_Work request_.
When a line below contains the string "Output", show that line.

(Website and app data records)
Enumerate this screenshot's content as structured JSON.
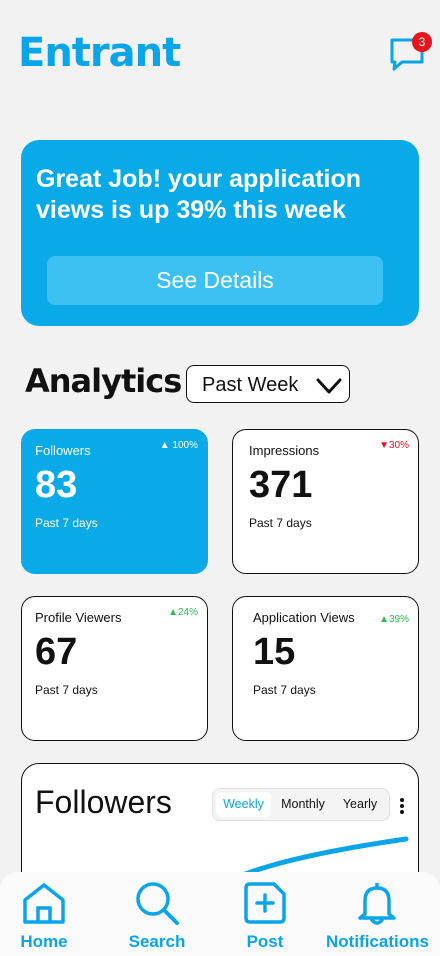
{
  "header": {
    "logo": "Entrant",
    "messages_badge": "3"
  },
  "banner": {
    "message": "Great Job! your application views is up 39% this week",
    "button_label": "See Details"
  },
  "analytics": {
    "title": "Analytics",
    "period": "Past Week"
  },
  "stats": [
    {
      "label": "Followers",
      "value": "83",
      "sub": "Past 7 days",
      "trend": "100%",
      "direction": "up"
    },
    {
      "label": "Impressions",
      "value": "371",
      "sub": "Past 7 days",
      "trend": "30%",
      "direction": "down"
    },
    {
      "label": "Profile Viewers",
      "value": "67",
      "sub": "Past 7 days",
      "trend": "24%",
      "direction": "up"
    },
    {
      "label": "Application Views",
      "value": "15",
      "sub": "Past 7 days",
      "trend": "39%",
      "direction": "up"
    }
  ],
  "followers_chart": {
    "title": "Followers",
    "ranges": [
      "Weekly",
      "Monthly",
      "Yearly"
    ],
    "selected_range": "Weekly"
  },
  "nav": {
    "items": [
      "Home",
      "Search",
      "Post",
      "Notifications"
    ]
  },
  "colors": {
    "accent": "#0aaae9",
    "trend_up": "#2dbb4d",
    "trend_down": "#e8141b",
    "badge": "#e8141b"
  }
}
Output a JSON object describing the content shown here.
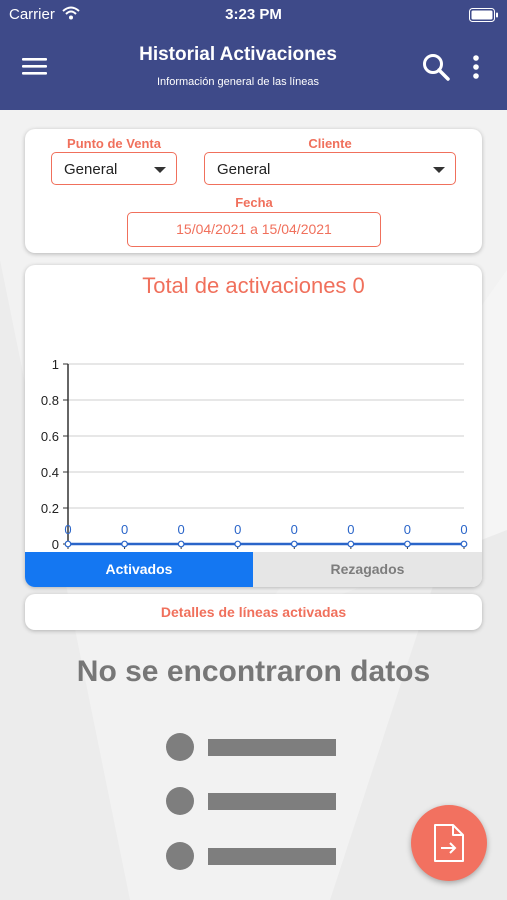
{
  "status_bar": {
    "carrier": "Carrier",
    "time": "3:23 PM"
  },
  "app_bar": {
    "title": "Historial Activaciones",
    "subtitle": "Información general de las líneas"
  },
  "filters": {
    "punto_de_venta": {
      "label": "Punto de Venta",
      "value": "General"
    },
    "cliente": {
      "label": "Cliente",
      "value": "General"
    },
    "fecha": {
      "label": "Fecha",
      "value": "15/04/2021 a 15/04/2021"
    }
  },
  "chart_card": {
    "title": "Total de activaciones 0"
  },
  "chart_data": {
    "type": "line",
    "title": "Total de activaciones 0",
    "yticks": [
      "1",
      "0.8",
      "0.6",
      "0.4",
      "0.2",
      "0"
    ],
    "ylim": [
      0,
      1
    ],
    "grid": true,
    "series": [
      {
        "values": [
          0,
          0,
          0,
          0,
          0,
          0,
          0,
          0
        ],
        "data_labels": [
          "0",
          "0",
          "0",
          "0",
          "0",
          "0",
          "0",
          "0"
        ]
      }
    ]
  },
  "tabs": {
    "active": "Activados",
    "inactive": "Rezagados"
  },
  "details": {
    "label": "Detalles de líneas activadas"
  },
  "empty_state": {
    "message": "No se encontraron datos"
  },
  "colors": {
    "primary": "#3e4a89",
    "accent": "#f0705c",
    "tab_active": "#1477f2",
    "line": "#2a65c9"
  },
  "icons": [
    "wifi-icon",
    "battery-icon",
    "menu-icon",
    "search-icon",
    "more-vert-icon",
    "caret-down-icon",
    "file-export-icon"
  ]
}
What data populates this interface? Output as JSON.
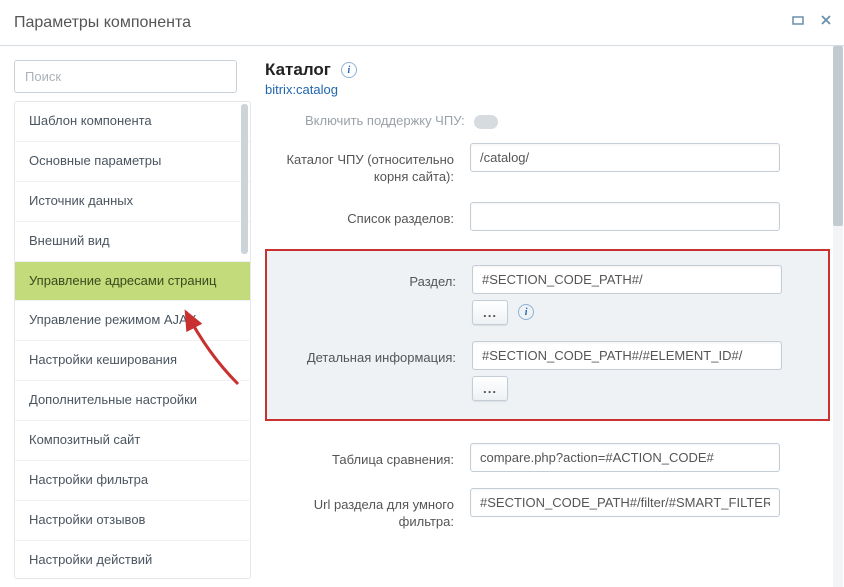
{
  "window": {
    "title": "Параметры компонента"
  },
  "search": {
    "placeholder": "Поиск"
  },
  "sidebar": {
    "items": [
      {
        "label": "Шаблон компонента",
        "active": false
      },
      {
        "label": "Основные параметры",
        "active": false
      },
      {
        "label": "Источник данных",
        "active": false
      },
      {
        "label": "Внешний вид",
        "active": false
      },
      {
        "label": "Управление адресами страниц",
        "active": true
      },
      {
        "label": "Управление режимом AJAX",
        "active": false
      },
      {
        "label": "Настройки кеширования",
        "active": false
      },
      {
        "label": "Дополнительные настройки",
        "active": false
      },
      {
        "label": "Композитный сайт",
        "active": false
      },
      {
        "label": "Настройки фильтра",
        "active": false
      },
      {
        "label": "Настройки отзывов",
        "active": false
      },
      {
        "label": "Настройки действий",
        "active": false
      }
    ]
  },
  "header": {
    "title": "Каталог",
    "component": "bitrix:catalog"
  },
  "truncated": {
    "label": "Включить поддержку ЧПУ:"
  },
  "rows": {
    "catalog_sef": {
      "label": "Каталог ЧПУ (относительно корня сайта):",
      "value": "/catalog/"
    },
    "sections_list": {
      "label": "Список разделов:",
      "value": ""
    },
    "section": {
      "label": "Раздел:",
      "value": "#SECTION_CODE_PATH#/"
    },
    "detail": {
      "label": "Детальная информация:",
      "value": "#SECTION_CODE_PATH#/#ELEMENT_ID#/"
    },
    "compare": {
      "label": "Таблица сравнения:",
      "value": "compare.php?action=#ACTION_CODE#"
    },
    "smart_filter": {
      "label": "Url раздела для умного фильтра:",
      "value": "#SECTION_CODE_PATH#/filter/#SMART_FILTER_PATH#/apply/"
    }
  },
  "buttons": {
    "dots": "..."
  }
}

_Solution for this task_.
Output a JSON object describing the content shown here.
What data populates this interface? Output as JSON.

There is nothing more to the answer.